**Source material:**
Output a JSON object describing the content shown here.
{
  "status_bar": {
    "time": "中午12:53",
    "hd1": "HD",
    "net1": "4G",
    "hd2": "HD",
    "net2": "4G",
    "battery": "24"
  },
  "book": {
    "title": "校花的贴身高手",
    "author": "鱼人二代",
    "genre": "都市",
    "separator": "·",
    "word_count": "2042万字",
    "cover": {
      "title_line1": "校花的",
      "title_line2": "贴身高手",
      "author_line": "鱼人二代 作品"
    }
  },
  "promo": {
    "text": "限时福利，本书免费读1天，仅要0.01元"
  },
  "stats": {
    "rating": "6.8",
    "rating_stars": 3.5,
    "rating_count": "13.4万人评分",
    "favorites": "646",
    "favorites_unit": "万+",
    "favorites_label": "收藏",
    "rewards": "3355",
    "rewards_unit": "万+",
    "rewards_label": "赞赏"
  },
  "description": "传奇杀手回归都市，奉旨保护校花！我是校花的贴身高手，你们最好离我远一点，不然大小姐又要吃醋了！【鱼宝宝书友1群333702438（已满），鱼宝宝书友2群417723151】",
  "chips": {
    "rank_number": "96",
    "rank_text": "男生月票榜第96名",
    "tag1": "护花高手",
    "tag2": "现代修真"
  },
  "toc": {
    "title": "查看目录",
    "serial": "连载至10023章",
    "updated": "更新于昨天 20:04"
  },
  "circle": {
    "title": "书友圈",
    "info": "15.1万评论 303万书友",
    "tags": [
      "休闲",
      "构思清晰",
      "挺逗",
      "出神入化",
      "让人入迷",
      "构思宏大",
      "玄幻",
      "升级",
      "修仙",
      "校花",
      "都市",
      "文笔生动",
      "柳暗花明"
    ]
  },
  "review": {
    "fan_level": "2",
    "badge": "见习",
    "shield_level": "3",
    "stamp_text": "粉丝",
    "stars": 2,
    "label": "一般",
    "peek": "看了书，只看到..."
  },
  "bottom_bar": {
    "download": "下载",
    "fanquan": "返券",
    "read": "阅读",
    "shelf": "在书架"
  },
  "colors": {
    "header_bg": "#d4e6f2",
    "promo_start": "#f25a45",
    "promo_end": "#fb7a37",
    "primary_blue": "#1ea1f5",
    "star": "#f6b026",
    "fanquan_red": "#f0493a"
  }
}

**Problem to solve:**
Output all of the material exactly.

**Final answer:**
Output a JSON object describing the content shown here.
{
  "status_bar": {
    "time": "中午12:53",
    "hd1": "HD",
    "net1": "4G",
    "hd2": "HD",
    "net2": "4G",
    "battery": "24"
  },
  "book": {
    "title": "校花的贴身高手",
    "author": "鱼人二代",
    "genre": "都市",
    "separator": "·",
    "word_count": "2042万字",
    "cover": {
      "title_line1": "校花的",
      "title_line2": "贴身高手",
      "author_line": "鱼人二代 作品"
    }
  },
  "promo": {
    "text": "限时福利，本书免费读1天，仅要0.01元"
  },
  "stats": {
    "rating": "6.8",
    "rating_stars": 3.5,
    "rating_count": "13.4万人评分",
    "favorites": "646",
    "favorites_unit": "万+",
    "favorites_label": "收藏",
    "rewards": "3355",
    "rewards_unit": "万+",
    "rewards_label": "赞赏"
  },
  "description": "传奇杀手回归都市，奉旨保护校花！我是校花的贴身高手，你们最好离我远一点，不然大小姐又要吃醋了！【鱼宝宝书友1群333702438（已满），鱼宝宝书友2群417723151】",
  "chips": {
    "rank_number": "96",
    "rank_text": "男生月票榜第96名",
    "tag1": "护花高手",
    "tag2": "现代修真"
  },
  "toc": {
    "title": "查看目录",
    "serial": "连载至10023章",
    "updated": "更新于昨天 20:04"
  },
  "circle": {
    "title": "书友圈",
    "info": "15.1万评论 303万书友",
    "tags": [
      "休闲",
      "构思清晰",
      "挺逗",
      "出神入化",
      "让人入迷",
      "构思宏大",
      "玄幻",
      "升级",
      "修仙",
      "校花",
      "都市",
      "文笔生动",
      "柳暗花明"
    ]
  },
  "review": {
    "fan_level": "2",
    "badge": "见习",
    "shield_level": "3",
    "stamp_text": "粉丝",
    "stars": 2,
    "label": "一般",
    "peek": "看了书，只看到..."
  },
  "bottom_bar": {
    "download": "下载",
    "fanquan": "返券",
    "read": "阅读",
    "shelf": "在书架"
  },
  "colors": {
    "header_bg": "#d4e6f2",
    "promo_start": "#f25a45",
    "promo_end": "#fb7a37",
    "primary_blue": "#1ea1f5",
    "star": "#f6b026",
    "fanquan_red": "#f0493a"
  }
}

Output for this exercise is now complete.